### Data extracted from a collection
= = =

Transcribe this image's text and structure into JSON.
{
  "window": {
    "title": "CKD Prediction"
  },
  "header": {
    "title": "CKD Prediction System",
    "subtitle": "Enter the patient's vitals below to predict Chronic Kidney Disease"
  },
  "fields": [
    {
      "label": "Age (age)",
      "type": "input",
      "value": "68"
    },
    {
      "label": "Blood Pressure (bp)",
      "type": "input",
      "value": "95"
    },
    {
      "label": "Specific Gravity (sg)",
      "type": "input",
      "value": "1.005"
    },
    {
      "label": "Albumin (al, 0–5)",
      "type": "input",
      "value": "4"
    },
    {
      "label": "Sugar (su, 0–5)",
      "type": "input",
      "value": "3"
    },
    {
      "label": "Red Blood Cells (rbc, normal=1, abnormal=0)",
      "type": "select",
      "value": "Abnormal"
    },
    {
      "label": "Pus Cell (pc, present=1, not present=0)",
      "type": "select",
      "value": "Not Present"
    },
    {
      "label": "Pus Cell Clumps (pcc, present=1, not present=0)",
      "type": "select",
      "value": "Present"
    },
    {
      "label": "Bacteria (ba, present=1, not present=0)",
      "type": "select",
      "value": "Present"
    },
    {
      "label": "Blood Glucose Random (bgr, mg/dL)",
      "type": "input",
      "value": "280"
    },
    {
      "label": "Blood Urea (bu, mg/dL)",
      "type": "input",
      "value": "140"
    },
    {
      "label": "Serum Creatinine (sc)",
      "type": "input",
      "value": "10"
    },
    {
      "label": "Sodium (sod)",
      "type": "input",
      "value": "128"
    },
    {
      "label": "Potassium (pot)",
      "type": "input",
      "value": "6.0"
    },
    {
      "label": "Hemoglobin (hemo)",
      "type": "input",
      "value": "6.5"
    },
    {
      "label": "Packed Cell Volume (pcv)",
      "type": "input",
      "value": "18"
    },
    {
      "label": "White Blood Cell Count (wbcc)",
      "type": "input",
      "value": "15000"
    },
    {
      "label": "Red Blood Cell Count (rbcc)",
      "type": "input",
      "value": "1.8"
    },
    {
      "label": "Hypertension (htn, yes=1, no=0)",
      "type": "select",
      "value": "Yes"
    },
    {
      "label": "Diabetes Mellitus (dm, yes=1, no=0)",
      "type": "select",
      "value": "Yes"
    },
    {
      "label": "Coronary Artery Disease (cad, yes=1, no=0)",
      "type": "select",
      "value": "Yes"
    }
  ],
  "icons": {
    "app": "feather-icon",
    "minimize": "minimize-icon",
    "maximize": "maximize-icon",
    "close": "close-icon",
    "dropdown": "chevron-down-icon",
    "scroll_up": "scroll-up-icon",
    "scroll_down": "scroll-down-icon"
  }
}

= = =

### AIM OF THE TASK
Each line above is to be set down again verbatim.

### EXERCISE RESULT
Transcribe this image's text and structure into JSON.
{
  "window": {
    "title": "CKD Prediction"
  },
  "header": {
    "title": "CKD Prediction System",
    "subtitle": "Enter the patient's vitals below to predict Chronic Kidney Disease"
  },
  "fields": [
    {
      "label": "Age (age)",
      "type": "input",
      "value": "68"
    },
    {
      "label": "Blood Pressure (bp)",
      "type": "input",
      "value": "95"
    },
    {
      "label": "Specific Gravity (sg)",
      "type": "input",
      "value": "1.005"
    },
    {
      "label": "Albumin (al, 0–5)",
      "type": "input",
      "value": "4"
    },
    {
      "label": "Sugar (su, 0–5)",
      "type": "input",
      "value": "3"
    },
    {
      "label": "Red Blood Cells (rbc, normal=1, abnormal=0)",
      "type": "select",
      "value": "Abnormal"
    },
    {
      "label": "Pus Cell (pc, present=1, not present=0)",
      "type": "select",
      "value": "Not Present"
    },
    {
      "label": "Pus Cell Clumps (pcc, present=1, not present=0)",
      "type": "select",
      "value": "Present"
    },
    {
      "label": "Bacteria (ba, present=1, not present=0)",
      "type": "select",
      "value": "Present"
    },
    {
      "label": "Blood Glucose Random (bgr, mg/dL)",
      "type": "input",
      "value": "280"
    },
    {
      "label": "Blood Urea (bu, mg/dL)",
      "type": "input",
      "value": "140"
    },
    {
      "label": "Serum Creatinine (sc)",
      "type": "input",
      "value": "10"
    },
    {
      "label": "Sodium (sod)",
      "type": "input",
      "value": "128"
    },
    {
      "label": "Potassium (pot)",
      "type": "input",
      "value": "6.0"
    },
    {
      "label": "Hemoglobin (hemo)",
      "type": "input",
      "value": "6.5"
    },
    {
      "label": "Packed Cell Volume (pcv)",
      "type": "input",
      "value": "18"
    },
    {
      "label": "White Blood Cell Count (wbcc)",
      "type": "input",
      "value": "15000"
    },
    {
      "label": "Red Blood Cell Count (rbcc)",
      "type": "input",
      "value": "1.8"
    },
    {
      "label": "Hypertension (htn, yes=1, no=0)",
      "type": "select",
      "value": "Yes"
    },
    {
      "label": "Diabetes Mellitus (dm, yes=1, no=0)",
      "type": "select",
      "value": "Yes"
    },
    {
      "label": "Coronary Artery Disease (cad, yes=1, no=0)",
      "type": "select",
      "value": "Yes"
    }
  ],
  "icons": {
    "app": "feather-icon",
    "minimize": "minimize-icon",
    "maximize": "maximize-icon",
    "close": "close-icon",
    "dropdown": "chevron-down-icon",
    "scroll_up": "scroll-up-icon",
    "scroll_down": "scroll-down-icon"
  }
}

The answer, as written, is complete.